[TASK GOAL] The required output is a number: how many lines of the data below include the string "status".

[Dataset rows describing interfaces]
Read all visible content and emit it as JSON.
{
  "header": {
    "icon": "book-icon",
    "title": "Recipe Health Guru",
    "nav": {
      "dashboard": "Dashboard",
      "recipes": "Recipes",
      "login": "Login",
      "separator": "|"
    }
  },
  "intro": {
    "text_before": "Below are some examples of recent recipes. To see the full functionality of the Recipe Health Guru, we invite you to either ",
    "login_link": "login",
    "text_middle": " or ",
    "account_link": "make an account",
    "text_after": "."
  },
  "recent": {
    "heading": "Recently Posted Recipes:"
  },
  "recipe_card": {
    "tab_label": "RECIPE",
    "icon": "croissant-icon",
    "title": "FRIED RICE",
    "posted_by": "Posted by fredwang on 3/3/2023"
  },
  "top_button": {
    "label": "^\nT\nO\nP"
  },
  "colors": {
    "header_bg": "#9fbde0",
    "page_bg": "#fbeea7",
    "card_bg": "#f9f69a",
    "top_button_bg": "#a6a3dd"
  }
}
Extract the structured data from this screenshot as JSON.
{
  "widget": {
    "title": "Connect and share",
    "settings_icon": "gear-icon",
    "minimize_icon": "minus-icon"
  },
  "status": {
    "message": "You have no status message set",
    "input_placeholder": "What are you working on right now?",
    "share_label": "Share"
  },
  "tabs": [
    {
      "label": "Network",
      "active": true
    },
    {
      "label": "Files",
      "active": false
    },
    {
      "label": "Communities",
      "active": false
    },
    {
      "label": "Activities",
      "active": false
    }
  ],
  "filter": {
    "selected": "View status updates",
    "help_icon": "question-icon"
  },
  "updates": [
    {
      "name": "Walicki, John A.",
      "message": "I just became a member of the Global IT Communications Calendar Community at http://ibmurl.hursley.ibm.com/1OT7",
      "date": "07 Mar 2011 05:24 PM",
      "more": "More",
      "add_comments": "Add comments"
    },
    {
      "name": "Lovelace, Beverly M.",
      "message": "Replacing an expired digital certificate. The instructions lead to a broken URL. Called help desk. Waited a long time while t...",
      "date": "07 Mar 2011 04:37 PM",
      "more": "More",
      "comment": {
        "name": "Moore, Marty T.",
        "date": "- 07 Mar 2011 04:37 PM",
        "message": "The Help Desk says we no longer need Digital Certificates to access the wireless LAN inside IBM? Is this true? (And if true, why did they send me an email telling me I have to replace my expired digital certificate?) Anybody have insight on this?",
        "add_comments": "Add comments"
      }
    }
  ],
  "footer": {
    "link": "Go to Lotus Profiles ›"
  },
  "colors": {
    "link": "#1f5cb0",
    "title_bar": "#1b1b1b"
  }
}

[SOLUTION] 3